You should include the name of the person or department that you have been communicating with, the nature of the problem, the history of the issue, any relevant documentation or supporting evidence, and your contact information.

How can I ensure that my escalation email is taken seriously?

To ensure that your email is taken seriously, use a professional tone, provide clear and concise information, and avoid using emotional language. Clearly state the urgency of the matter, the impact it is having on you or your organization, and the consequences of not resolving the issue.

What should I do if I do not receive a response to my escalation email?

If you do not receive a response to your email within a reasonable period, it is appropriate to send a follow-up email or seek alternative routes of communication such as phone, fax or a personal visit.

Should I copy other stakeholders in an escalation email?

You should only copy other stakeholders in an escalation email if their involvement is necessary for resolution of the issue.
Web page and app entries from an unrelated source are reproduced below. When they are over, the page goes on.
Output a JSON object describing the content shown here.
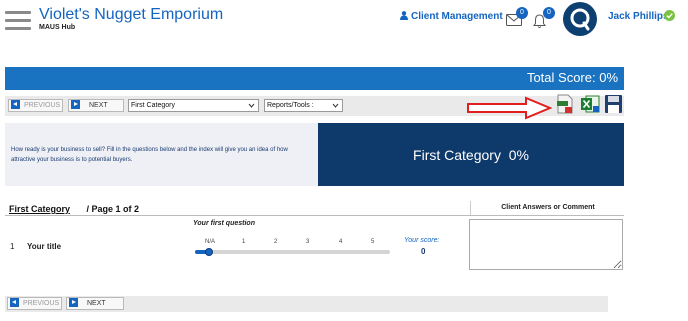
{
  "header": {
    "app_title": "Violet's Nugget Emporium",
    "app_subtitle": "MAUS Hub",
    "client_management": "Client Management",
    "mail_badge": "0",
    "notifications_badge": "0",
    "user_name": "Jack Phillips",
    "icons": [
      "hamburger-icon",
      "person-icon",
      "mail-icon",
      "bell-icon",
      "avatar",
      "check-circle-icon"
    ]
  },
  "total_score": "Total Score: 0%",
  "nav": {
    "previous": "PREVIOUS",
    "next": "NEXT",
    "category_select": "First Category",
    "reports_select": "Reports/Tools :",
    "toolbar_icons": [
      "red-arrow-icon",
      "pdf-export-icon",
      "excel-export-icon",
      "save-icon"
    ]
  },
  "intro": {
    "text": "How ready is your business to sell? Fill in the questions below and the index will give you an idea of how attractive your business is to potential buyers.",
    "category_score": "First Category  0%"
  },
  "questions": {
    "category_label": "First Category",
    "page_label": "/ Page 1 of 2",
    "answers_header": "Client Answers or Comment",
    "prompt": "Your first question",
    "items": [
      {
        "number": "1",
        "title": "Your title",
        "scale": [
          "N/A",
          "1",
          "2",
          "3",
          "4",
          "5"
        ],
        "score_label": "Your score:",
        "score_value": "0"
      }
    ]
  },
  "colors": {
    "brand_blue": "#1565c0",
    "score_bar": "#1a73c0",
    "dark_navy": "#0d3a6b"
  },
  "bottom_nav": {
    "previous": "PREVIOUS",
    "next": "NEXT"
  }
}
However, be careful not to copy too many people as this can dilute the severity of the issue and create confusion.

What are the common mistakes to avoid when writing an escalation email?

Common mistakes to avoid include using an inappropriate tone or language, making vague or exaggerated claims, providing insufficient or irrelevant information, and not clearly defining the desired outcome.

How should I respond if I receive an escalation email?

If you receive an escalation email, respond promptly, acknowledge the issue being raised, and provide a clear plan of action or timeline for resolution. Avoid being defensive and aim to resolve the issue amicably and effectively.

When should I consider writing an escalation email?

You should consider writing an escalation email when you have exhausted all other channels of communication, the issue has become urgent or critical, and you require a prompt resolution to prevent further damage to your business or relationship.

That’s a wrap!

Thanks for hanging in there with us and going through the basics of writing an escalation email. Now that you have a sample template and a better understanding of how to structure it, you’re ready to tackle those difficult situations with a clear, concise message. Remember, always remain professional and courteous, but don’t be afraid to escalate when the situation calls for it. We hope this article was helpful and that you’ll come back soon for more practical tips and advice. Cheers!